5000-odd fans may not sound too much, especially when you compare it to mad ground attendance at even the most inconsequential of cricket matches in India. But when those 5000 people cheer in unison from the stands, the noise lifts the home team while the ground slips from beneath the visitors.
In India, hockey is one sport that needs the above badly and in uninterrupted supply, because the game connects to Indian hearts like none other. If Indians are passionate about cricket, hockey is close to their heart.
Hence, taking the game to people who want to embrace it is of ultra importance for Hockey India, and the federation, thankfully, realises it. That means building infrastructure at smaller venues to facilitate the sport to move out of metro cities often. It's happening and the response is heart-warming.
Venues like Bhubaneswar and Ranchi have ratified that with stands packed to capacity.

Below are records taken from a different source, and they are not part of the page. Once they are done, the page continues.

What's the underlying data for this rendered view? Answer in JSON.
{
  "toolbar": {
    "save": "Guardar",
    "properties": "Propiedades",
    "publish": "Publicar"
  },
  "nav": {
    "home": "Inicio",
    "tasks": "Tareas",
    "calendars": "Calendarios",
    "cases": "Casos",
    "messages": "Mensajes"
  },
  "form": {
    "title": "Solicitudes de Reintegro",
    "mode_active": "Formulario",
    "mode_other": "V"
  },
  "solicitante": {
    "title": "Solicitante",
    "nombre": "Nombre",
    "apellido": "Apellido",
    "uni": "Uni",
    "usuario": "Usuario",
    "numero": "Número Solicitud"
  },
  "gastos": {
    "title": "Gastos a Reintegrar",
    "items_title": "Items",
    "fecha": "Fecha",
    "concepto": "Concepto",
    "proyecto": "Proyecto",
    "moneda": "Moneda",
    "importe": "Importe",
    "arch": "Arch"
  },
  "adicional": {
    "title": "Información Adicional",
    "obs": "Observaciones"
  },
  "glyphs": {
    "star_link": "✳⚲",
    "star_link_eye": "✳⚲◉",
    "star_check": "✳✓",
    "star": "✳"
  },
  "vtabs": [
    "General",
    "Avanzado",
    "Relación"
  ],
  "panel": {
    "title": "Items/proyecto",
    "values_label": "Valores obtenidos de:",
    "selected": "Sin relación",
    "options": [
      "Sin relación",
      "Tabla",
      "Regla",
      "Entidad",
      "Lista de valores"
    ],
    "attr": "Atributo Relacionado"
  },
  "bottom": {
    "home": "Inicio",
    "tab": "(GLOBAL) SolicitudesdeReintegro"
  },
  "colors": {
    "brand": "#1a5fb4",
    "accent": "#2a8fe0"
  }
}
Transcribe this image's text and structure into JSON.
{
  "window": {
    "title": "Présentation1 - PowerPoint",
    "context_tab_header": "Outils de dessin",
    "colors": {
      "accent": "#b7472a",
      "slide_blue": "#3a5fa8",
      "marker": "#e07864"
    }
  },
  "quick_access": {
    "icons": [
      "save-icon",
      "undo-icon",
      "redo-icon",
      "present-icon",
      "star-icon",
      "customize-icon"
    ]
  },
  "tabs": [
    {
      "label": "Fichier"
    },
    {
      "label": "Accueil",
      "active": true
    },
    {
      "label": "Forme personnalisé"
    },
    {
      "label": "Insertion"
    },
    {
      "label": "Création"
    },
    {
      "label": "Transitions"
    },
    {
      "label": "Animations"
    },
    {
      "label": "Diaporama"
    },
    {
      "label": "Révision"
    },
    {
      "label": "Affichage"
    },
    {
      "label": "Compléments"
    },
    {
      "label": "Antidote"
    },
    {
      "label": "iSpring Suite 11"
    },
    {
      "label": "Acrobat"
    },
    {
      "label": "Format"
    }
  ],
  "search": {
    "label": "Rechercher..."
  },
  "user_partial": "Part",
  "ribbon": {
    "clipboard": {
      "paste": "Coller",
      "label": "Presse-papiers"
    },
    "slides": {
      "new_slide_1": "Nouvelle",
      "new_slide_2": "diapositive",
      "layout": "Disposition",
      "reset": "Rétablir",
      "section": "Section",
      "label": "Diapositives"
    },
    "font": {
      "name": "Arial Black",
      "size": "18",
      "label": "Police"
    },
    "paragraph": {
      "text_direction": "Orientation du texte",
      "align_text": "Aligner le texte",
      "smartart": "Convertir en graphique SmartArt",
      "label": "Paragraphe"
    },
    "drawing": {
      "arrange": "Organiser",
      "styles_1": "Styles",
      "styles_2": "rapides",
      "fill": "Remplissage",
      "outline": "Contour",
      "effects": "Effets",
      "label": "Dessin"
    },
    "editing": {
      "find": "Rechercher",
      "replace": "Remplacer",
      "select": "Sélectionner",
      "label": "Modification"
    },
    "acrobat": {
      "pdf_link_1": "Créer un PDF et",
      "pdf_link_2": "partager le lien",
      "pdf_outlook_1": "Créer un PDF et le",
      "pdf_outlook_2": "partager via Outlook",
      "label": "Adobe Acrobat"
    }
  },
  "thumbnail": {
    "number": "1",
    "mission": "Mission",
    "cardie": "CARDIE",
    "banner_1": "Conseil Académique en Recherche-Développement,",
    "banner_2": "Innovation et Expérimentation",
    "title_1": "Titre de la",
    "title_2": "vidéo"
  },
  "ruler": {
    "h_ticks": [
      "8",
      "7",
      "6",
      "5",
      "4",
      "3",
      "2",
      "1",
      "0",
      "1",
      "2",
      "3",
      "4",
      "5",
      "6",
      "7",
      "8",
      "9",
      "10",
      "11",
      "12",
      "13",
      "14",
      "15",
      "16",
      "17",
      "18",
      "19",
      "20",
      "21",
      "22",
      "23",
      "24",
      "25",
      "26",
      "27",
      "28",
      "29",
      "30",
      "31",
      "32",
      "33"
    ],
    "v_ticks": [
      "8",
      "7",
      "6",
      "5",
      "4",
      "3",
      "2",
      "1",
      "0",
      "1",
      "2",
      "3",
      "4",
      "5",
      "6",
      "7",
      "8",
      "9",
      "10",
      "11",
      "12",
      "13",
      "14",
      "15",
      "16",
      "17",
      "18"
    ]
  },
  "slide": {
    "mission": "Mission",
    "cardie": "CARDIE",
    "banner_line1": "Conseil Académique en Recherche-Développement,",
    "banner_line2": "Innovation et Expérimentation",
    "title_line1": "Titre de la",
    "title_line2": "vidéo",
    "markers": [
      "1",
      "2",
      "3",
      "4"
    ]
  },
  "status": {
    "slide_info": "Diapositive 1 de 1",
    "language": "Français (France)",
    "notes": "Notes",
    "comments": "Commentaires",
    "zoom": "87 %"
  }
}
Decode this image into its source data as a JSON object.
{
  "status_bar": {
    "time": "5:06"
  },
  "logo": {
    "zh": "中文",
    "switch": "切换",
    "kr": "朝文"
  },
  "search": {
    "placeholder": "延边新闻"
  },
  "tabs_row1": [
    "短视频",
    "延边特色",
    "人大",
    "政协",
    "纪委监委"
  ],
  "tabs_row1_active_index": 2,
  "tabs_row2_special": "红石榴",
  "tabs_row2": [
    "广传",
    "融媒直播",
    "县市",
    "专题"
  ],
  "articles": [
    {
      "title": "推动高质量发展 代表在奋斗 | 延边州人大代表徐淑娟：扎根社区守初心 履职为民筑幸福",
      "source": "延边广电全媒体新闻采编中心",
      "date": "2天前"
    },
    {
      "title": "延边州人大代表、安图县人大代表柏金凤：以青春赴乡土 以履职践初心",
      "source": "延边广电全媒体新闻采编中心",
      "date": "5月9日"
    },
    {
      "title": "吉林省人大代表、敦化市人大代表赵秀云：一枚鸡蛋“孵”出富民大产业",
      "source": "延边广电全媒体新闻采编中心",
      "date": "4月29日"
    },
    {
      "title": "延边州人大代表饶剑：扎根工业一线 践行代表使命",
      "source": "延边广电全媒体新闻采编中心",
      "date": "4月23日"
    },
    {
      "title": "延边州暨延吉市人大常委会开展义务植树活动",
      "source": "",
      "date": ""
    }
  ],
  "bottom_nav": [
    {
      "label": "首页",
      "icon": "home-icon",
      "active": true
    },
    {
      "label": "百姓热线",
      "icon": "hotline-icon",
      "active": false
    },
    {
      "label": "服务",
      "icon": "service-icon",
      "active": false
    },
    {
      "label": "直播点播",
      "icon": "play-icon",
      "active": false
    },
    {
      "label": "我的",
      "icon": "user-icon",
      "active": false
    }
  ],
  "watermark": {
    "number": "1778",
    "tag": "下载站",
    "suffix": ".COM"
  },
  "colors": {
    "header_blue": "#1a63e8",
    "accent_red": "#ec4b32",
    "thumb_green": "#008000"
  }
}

It was especially evident at the Champions Trophy last December, where the Kalinga Stadium in Odisha's capital was thronged and bobbing with close to 7000 people during India games.
The same is happening for even a low-key Test series against Japan. Bhubaneswar again is the venue and each of the first three Tests have recorded an attendance in excess of 5000 in the 7500-capacity stadium.
"Bhubaneswar successfully hosted the FIH Men's Champions Trophy last year and the city played the perfect host for the big event. The Kalinga Stadium has international-level infrastructure and good facilities for players and other officials. The main reason to host the series here is the Kalinga Stadium's electrifying atmosphere that the crowd creates," Hockey India CEO, Elena Norman, told IBNLive Sports.
"Moreover, this city is known for being a big fan of the game and this they keep proving by their presence here at the stadium for each and every match," the CEO added.
But is that the only parametre considered while choosing venues for international tournaments. The answer is 'No'.
The Major Dhyan Chand (MDC) National Stadium in Delhi, despite having all the world-class facilities, has its own limitations with fans struggling for places to park their vehicles. And with very little public transport for a drop at the stadium gates, spectators have to walk long distances to reach the venue.
An exact response to that couldn't be elicited but Elena did speak on that.
"It is difficult to compare Delhi's MDC National Stadium with any other stadium as it is one of the best stadium in the world. Hosting a tournament here is always a big draw for us as it has all international level facilities with access to three astro-turf pitches, the only facility of its kind in India."
"Delhi has always been our preferred choice but we want to give more opportunities to other states to host international events as and when they develop international standard venues."
"Our aim is to organise International events at all stadiums that meet FIH standards. Such events inspire the young generation to play hockey and that helps us to attract a bigger talent pool."
"We have received positive responses from Chandigarh, Bhubaneswar, Ranchi, Bangalore, Chennai, Raipur amongst many others and we have plans to take hockey to new cities in future. Our aim is to take the game to all corners of the country," Elena pointed.
No doubt Hockey India is doing its bit to get hockey the support it has lost in recent years. But while it is evident at smaller venues like Bhubaneswar and Ranchi, the 16000-capacity MDC Stadium in Delhi has hardly seen a sell out in the past 5-6 years.
Only taking hockey to smaller venues doesn't do the trick. Parametres like ticket prices also determine the attendance at venues. And the CEO says it hasn't missed Hockey India's eyes.
"The entry is free for the spectators in the series [against Japan] as we wanted to give as many people as possible an opportunity to witness the matches. The approximate attendance is close to 5,500 for each of the matches. We hope to see the stadium full at capacity of approximately 7,500 for the final match on May 9, 2015," she said.
The next big event in India is the FIH World League final towards the end of this year, and while Elena said the venue for it hasn't been finalised, she did mention what HI looks at while selecting venue for an important tournament.
"We first look at the pitch, which must have an FIH-certified international-standard pitch. We then look at the supporting infrastructure, including international standard light, change rooms, medical rooms and technical officials.
"We also consider the city and the likely interest from fans and spectators," she added.
IBNLive Sports sources hinted that Raipur may get to host the World League Final but Elena said nothing has been decided, though she did reveal it might be a new venue.
"The venue [for World League Final] has not been decided yet as we have a number of good options available. We are, however, speaking to potential hosts and the FIH. We are very excited about the prospect of staging an international event in another new city/state," she concluded.